After returning to the United States he was selected to attend the Army War College. Brigade command assignments followed in both Alaska and the 9th Infantry Division at Fort Lewis. Promoted to Brigadier General in 1979, the next steps in his preparation for high command were assignments to joint staff duty as an operations planner on the staff of Pacific Command and a tour as Assistant Division Commander in the 8th Infantry Division in Europe. Upon his promotion to Major General in 1981, he was assigned as Director of Military Personnel Management in the office of the Deputy Chief of Staff for Personnel in the Pentagon. This assignment was followed by his selection as the Commander of the 24th Infantry Division, Mechanized, at Fort Stewart, Georgia. While assigned at Fort Stewart, General Schwarzkopf was temporarily detailed to serve as the United States Army advisor to Vice Admiral Metcalf, the United States Military Commander of the military operation to intervene in Grenada.
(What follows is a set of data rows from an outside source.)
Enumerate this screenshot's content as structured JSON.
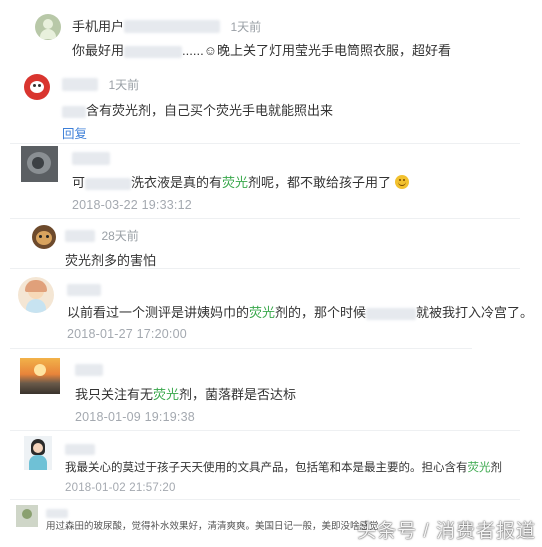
{
  "comments": [
    {
      "name": "手机用户",
      "time": "1天前",
      "text_start": "你最好用",
      "text_mid": "......",
      "smiley": "☺",
      "text_end": "晚上关了灯用莹光手电筒照衣服，超好看"
    },
    {
      "time": "1天前",
      "text": "含有荧光剂，自己买个荧光手电就能照出来",
      "reply": "回复"
    },
    {
      "text_start": "可",
      "text_mid": "洗衣液是真的有",
      "highlight": "荧光",
      "text_end": "剂呢，都不敢给孩子用了",
      "date": "2018-03-22 19:33:12"
    },
    {
      "time": "28天前",
      "text": "荧光剂多的害怕"
    },
    {
      "text_start": "以前看过一个测评是讲姨妈巾的",
      "highlight": "荧光",
      "text_mid": "剂的，那个时候",
      "text_end": "就被我打入冷宫了。",
      "date": "2018-01-27 17:20:00"
    },
    {
      "text_start": "我只关注有无",
      "highlight": "荧光",
      "text_end": "剂，菌落群是否达标",
      "date": "2018-01-09 19:19:38"
    },
    {
      "text_start": "我最关心的莫过于孩子天天使用的文具产品，包括笔和本是最主要的。担心含有",
      "highlight": "荧光",
      "text_end": "剂",
      "date": "2018-01-02 21:57:20"
    },
    {
      "text": "用过森田的玻尿酸，觉得补水效果好，清清爽爽。美国日记一般，美即没啥感觉"
    }
  ],
  "watermark": "头条号 / 消费者报道",
  "colors": {
    "highlight": "#3aa84c",
    "link": "#3d7fd8",
    "date": "#a4a9b0"
  }
}
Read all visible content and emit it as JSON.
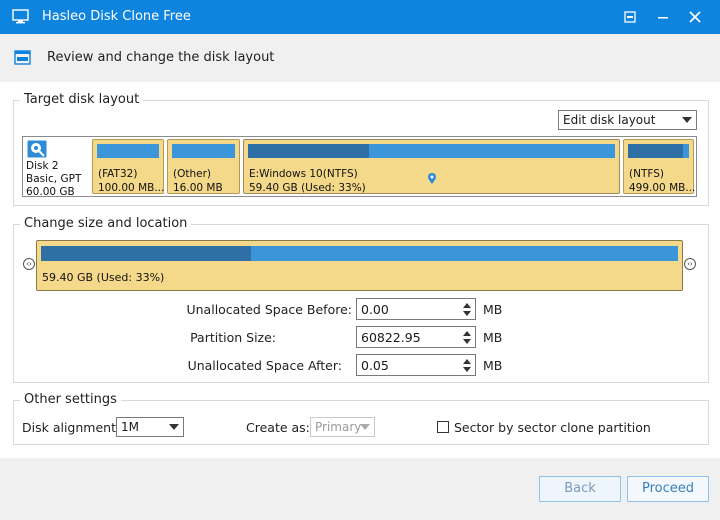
{
  "window": {
    "title": "Hasleo Disk Clone Free",
    "controls": {
      "restore_icon": "restore-window-icon",
      "minimize_icon": "minimize-icon",
      "close_icon": "close-icon"
    }
  },
  "header": {
    "text": "Review and change the disk layout"
  },
  "target_layout": {
    "legend": "Target disk layout",
    "dropdown": "Edit disk layout",
    "disk": {
      "name": "Disk 2",
      "type": "Basic, GPT",
      "size": "60.00 GB"
    },
    "partitions": [
      {
        "name": "(FAT32)",
        "size": "100.00 MB...",
        "used_fraction": 0.0
      },
      {
        "name": "(Other)",
        "size": "16.00 MB",
        "used_fraction": 0.0
      },
      {
        "name": "E:Windows 10(NTFS)",
        "size": "59.40 GB (Used: 33%)",
        "used_fraction": 0.33
      },
      {
        "name": "(NTFS)",
        "size": "499.00 MB...",
        "used_fraction": 0.9
      }
    ]
  },
  "change_size": {
    "legend": "Change size and location",
    "bar_label": "59.40 GB (Used: 33%)",
    "used_fraction": 0.33,
    "fields": [
      {
        "label": "Unallocated Space Before:",
        "value": "0.00",
        "unit": "MB"
      },
      {
        "label": "Partition Size:",
        "value": "60822.95",
        "unit": "MB"
      },
      {
        "label": "Unallocated Space After:",
        "value": "0.05",
        "unit": "MB"
      }
    ]
  },
  "other": {
    "legend": "Other settings",
    "alignment_label": "Disk alignment:",
    "alignment_value": "1M",
    "create_as_label": "Create as:",
    "create_as_value": "Primary",
    "sector_label": "Sector by sector clone partition",
    "sector_checked": false
  },
  "footer": {
    "back": "Back",
    "proceed": "Proceed"
  },
  "colors": {
    "title_bar": "#0f84de",
    "partition_fill": "#f5d98b",
    "bar_free": "#3a96d8",
    "bar_used": "#2e6fa6"
  }
}
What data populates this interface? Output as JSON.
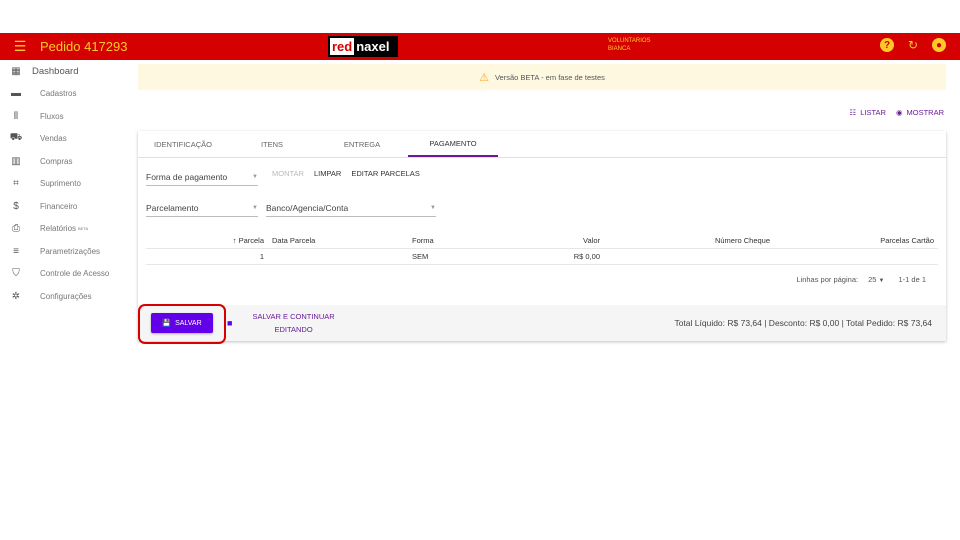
{
  "appbar": {
    "title": "Pedido 417293",
    "logo_red": "red",
    "logo_white": "naxel",
    "user_line1": "VOLUNTARIOS",
    "user_line2": "BIANCA",
    "help_icon": "help-circle-icon",
    "refresh_icon": "refresh-icon",
    "account_icon": "account-circle-icon",
    "colors": {
      "bar": "#d50000",
      "text": "#ffca28"
    }
  },
  "sidebar": {
    "items": [
      {
        "label": "Dashboard",
        "icon": "dashboard-icon",
        "glyph": "▦"
      },
      {
        "label": "Cadastros",
        "icon": "folder-icon",
        "glyph": "▬"
      },
      {
        "label": "Fluxos",
        "icon": "columns-icon",
        "glyph": "⦀"
      },
      {
        "label": "Vendas",
        "icon": "cart-icon",
        "glyph": "⛟"
      },
      {
        "label": "Compras",
        "icon": "building-icon",
        "glyph": "▥"
      },
      {
        "label": "Suprimento",
        "icon": "crop-icon",
        "glyph": "⌗"
      },
      {
        "label": "Financeiro",
        "icon": "dollar-icon",
        "glyph": "$"
      },
      {
        "label": "Relatórios",
        "badge": "BETA",
        "icon": "printer-icon",
        "glyph": "⎙"
      },
      {
        "label": "Parametrizações",
        "icon": "tune-icon",
        "glyph": "≡"
      },
      {
        "label": "Controle de Acesso",
        "icon": "shield-icon",
        "glyph": "⛉"
      },
      {
        "label": "Configurações",
        "icon": "gear-icon",
        "glyph": "✲"
      }
    ]
  },
  "banner": {
    "text": "Versão BETA - em fase de testes"
  },
  "toolbar": {
    "listar": "LISTAR",
    "mostrar": "MOSTRAR"
  },
  "tabs": [
    "IDENTIFICAÇÃO",
    "ITENS",
    "ENTREGA",
    "PAGAMENTO"
  ],
  "active_tab": "PAGAMENTO",
  "form": {
    "forma_pagamento": "Forma de pagamento",
    "montar": "MONTAR",
    "limpar": "LIMPAR",
    "editar_parcelas": "EDITAR PARCELAS",
    "parcelamento": "Parcelamento",
    "banco": "Banco/Agencia/Conta"
  },
  "table": {
    "headers": [
      "Parcela",
      "Data Parcela",
      "Forma",
      "Valor",
      "Número Cheque",
      "Parcelas Cartão"
    ],
    "rows": [
      [
        "1",
        "",
        "SEM",
        "R$ 0,00",
        "",
        ""
      ]
    ]
  },
  "pager": {
    "label": "Linhas por página:",
    "per_page": "25",
    "range": "1-1 de 1"
  },
  "footer": {
    "save": "SALVAR",
    "save_continue_1": "SALVAR E CONTINUAR",
    "save_continue_2": "EDITANDO",
    "totals": "Total Líquido: R$ 73,64 | Desconto: R$ 0,00 | Total Pedido: R$ 73,64"
  }
}
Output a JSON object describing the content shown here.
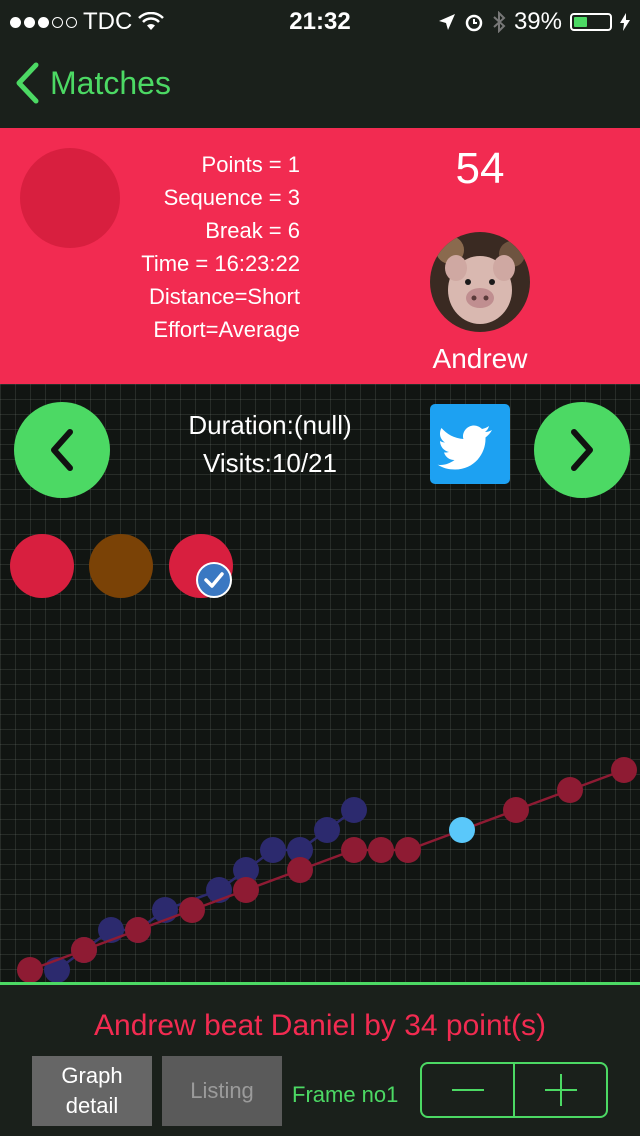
{
  "status_bar": {
    "carrier": "TDC",
    "time": "21:32",
    "battery": "39%",
    "battery_level": 0.39
  },
  "nav": {
    "back_label": "Matches"
  },
  "shot": {
    "points": "Points = 1",
    "sequence": "Sequence = 3",
    "break": "Break = 6",
    "time": "Time = 16:23:22",
    "distance": "Distance=Short",
    "effort": "Effort=Average"
  },
  "player": {
    "score": "54",
    "name": "Andrew"
  },
  "match_info": {
    "duration": "Duration:(null)",
    "visits": "Visits:10/21"
  },
  "colors": {
    "accent": "#4cd964",
    "panel": "#f22b51",
    "series_red": "#8e1b33",
    "series_blue": "#2c2a6e",
    "highlight": "#5ac8fa"
  },
  "chart_data": {
    "type": "line",
    "series": [
      {
        "name": "Andrew",
        "color": "#8e1b33",
        "points": [
          [
            0,
            0
          ],
          [
            2,
            1
          ],
          [
            4,
            2
          ],
          [
            6,
            3
          ],
          [
            8,
            4
          ],
          [
            10,
            5
          ],
          [
            12,
            6
          ],
          [
            13,
            6
          ],
          [
            14,
            6
          ],
          [
            16,
            7
          ],
          [
            18,
            8
          ],
          [
            20,
            9
          ],
          [
            22,
            10
          ]
        ],
        "highlight_index": 9
      },
      {
        "name": "Daniel",
        "color": "#2c2a6e",
        "points": [
          [
            1,
            0
          ],
          [
            2,
            1
          ],
          [
            3,
            2
          ],
          [
            4,
            2
          ],
          [
            5,
            3
          ],
          [
            7,
            4
          ],
          [
            8,
            5
          ],
          [
            9,
            6
          ],
          [
            10,
            6
          ],
          [
            11,
            7
          ],
          [
            12,
            8
          ]
        ]
      }
    ]
  },
  "summary": {
    "result": "Andrew beat Daniel by 34 point(s)"
  },
  "controls": {
    "graph_detail": "Graph\ndetail",
    "listing": "Listing",
    "frame": "Frame no1"
  }
}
After the initial landing of Marine and Army forces on the Island, Vice Admiral Metcalf ordered General Schwarzkopf to assume operational direction and coordination of land forces for the final phases of the operation.
In 1986 General was promoted to Lieutenant General and assumed command of I Corps at Fort Lewis. A year later he returned to the Pentagon as the Deputy Chief of Staff for Military Operations, Department of the Army.
General Schwarzkopf’s final preparation for the highest field command came with his promotion to General and assignment as Commander-in-Chief, Central Command. As CINC CENTCOM, he was responsible for all United States military contingency planning and military assistance activities in the Middle East region. It was as CINC CENTCOM that General Schwarzkopf made his indelible mark in the annals of our nation’s military history.
General Schwarzkopf’s superb conduct of the Gulf War is an extraordinary feat of generalship unparalleled in its decisiveness.
In recognition of his incomparable service to the United States and the United Nations in leading the coalition forces to victory, General Schwarzkopf was awarded the Defense Distinguished Service Medal and the Distinguished Service Medals of the Army, Air Force, Navy and Coast Guard. On July 3, 1991, President Bush, in the name of a grateful nation, awarded General Schwarzkopf the Presidential Medal of Freedom.
His lifetime of outstanding service epitomizes the very finest qualities of the American soldier. He was steadfast and fearless in battle, dauntless in pursuit of combat readiness, and ever mindful of the welfare of his troops and their families.
Throughout a military career of uncommon devotion to his country and its Army, he was dedicated to the principles and ideals reflected in the motto of West Point. Accordingly, the Association of Graduates takes great pride in presenting the 1994 Distinguished Graduate Award to H. Norman Schwarzkopf, Class of 1956.